This video was launched by the Global Health Workforce Alliance at the opening ceremony of the 2nd Global Forum on Human Resources for Health in Bangkok last week. The Alliance is part of the World Health Organization (WHO) and is a common platform for action to address the crisis of a shortage of 4.2 million health workers currently needed in communities around the world, 1.5 million needed in Africa alone.

There is an unfortunate phenomenon of individuals from rural and poor communities receiving medical training and then being forced to seek jobs in big cities or even internationally in order to obtain better wages and career opportunities. This takes skilled health workers out of the communities that need them the most, contributing to the 57 countries currently facing extreme health worker shortages.

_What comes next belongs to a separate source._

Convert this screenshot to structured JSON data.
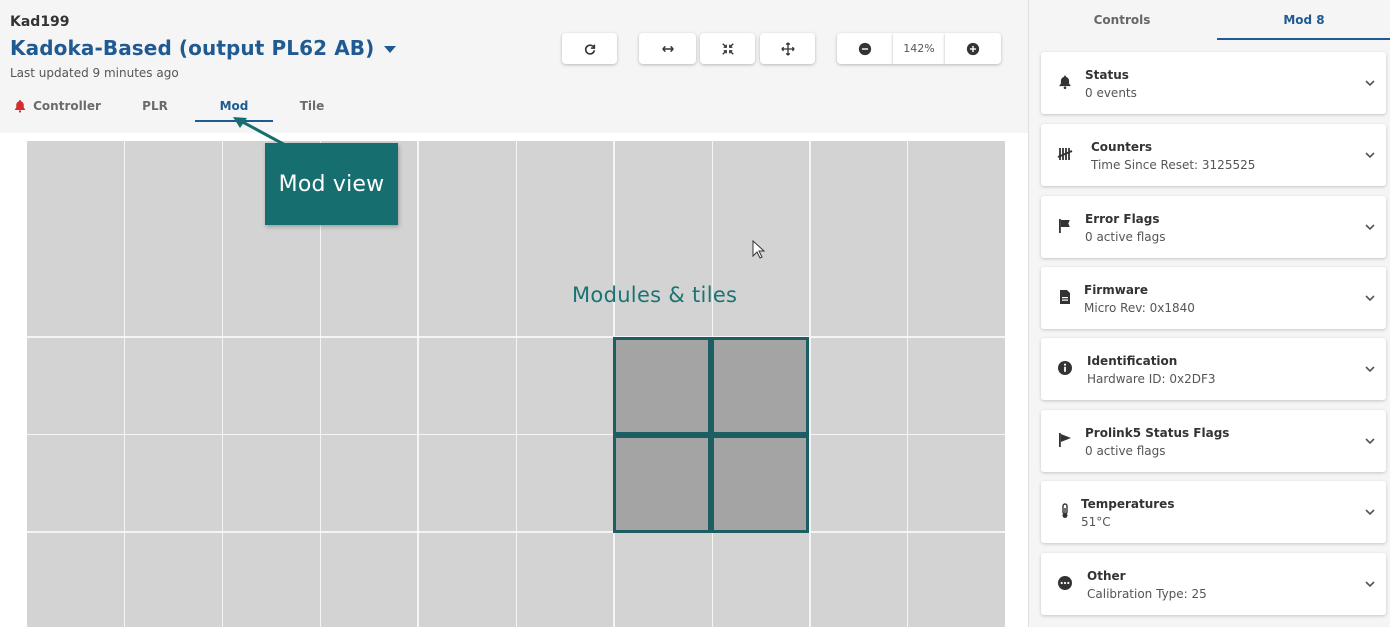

In order to meet Goal 4 and 5 of the Millennium Development Goals to reduce child mortality by two-thirds and maternal mortality by three-quarters, WHO estimates that 23 doctors, nurses and midwives are needed per 10,000 people in every region. Unfortunately, they have found that only 5 of the 49 countries categorised as low-income economies by the World Bank meet that minimum threshold, which leaves millions of people with inadequate access to health services.

As we have discussed previously, child and maternal health is a major aspect of extreme poverty. For those individuals living in rural or poor communities where it may take hours or even days to access a health worker, they have an increased chance of dying from preventable and treatable diseases as well as during critical times such as childbirth.

According to ONE, 8.1 million children under the age of 5 die each year from mostly preventable and treatable causes and 358,000 mothers die each year from pregnancy-related causes, 80% of which could be prevented if they had access to basic maternal and health services.

With all the statistics and disappointing information, it is easy to get overwhelmed and feel like there is nothing we can do to make things better. In the case of access to health services however, it is about finding a way to distribute better and more efficient aid to support these marginalised communities and promote local health workers.

Below are just a few ways good aid could make a huge difference in creating more and better distributed health workers and links to organisations you can support who are tackling these issues.

  • Oxfam has helped countries, like Mozambique, use the resources to train and pay for many committed health workers and to build more health centers giving people access to vital services and medicines.
  • The Bill & Melinda Gates Foundation supports advocacy efforts to build awareness of global health challenges, develop new ways to finance health programs, and improve health data.
  • GAVI has been funding new Health System Strengthening (HSS) programmes that encourage and enable countries to identify infrastructure and resource weaknesses that are barriers to the achievement of immunisation and other public health goals.

Supporting these organisations and others like them will help us meet MDG 4 and 5 and hopefully lead us to the day when there are health workers for everyone, everywhere.

Posted by Ashli Alberty in Global Health for column Issue Analysis on Feb 2nd 2011, 16:09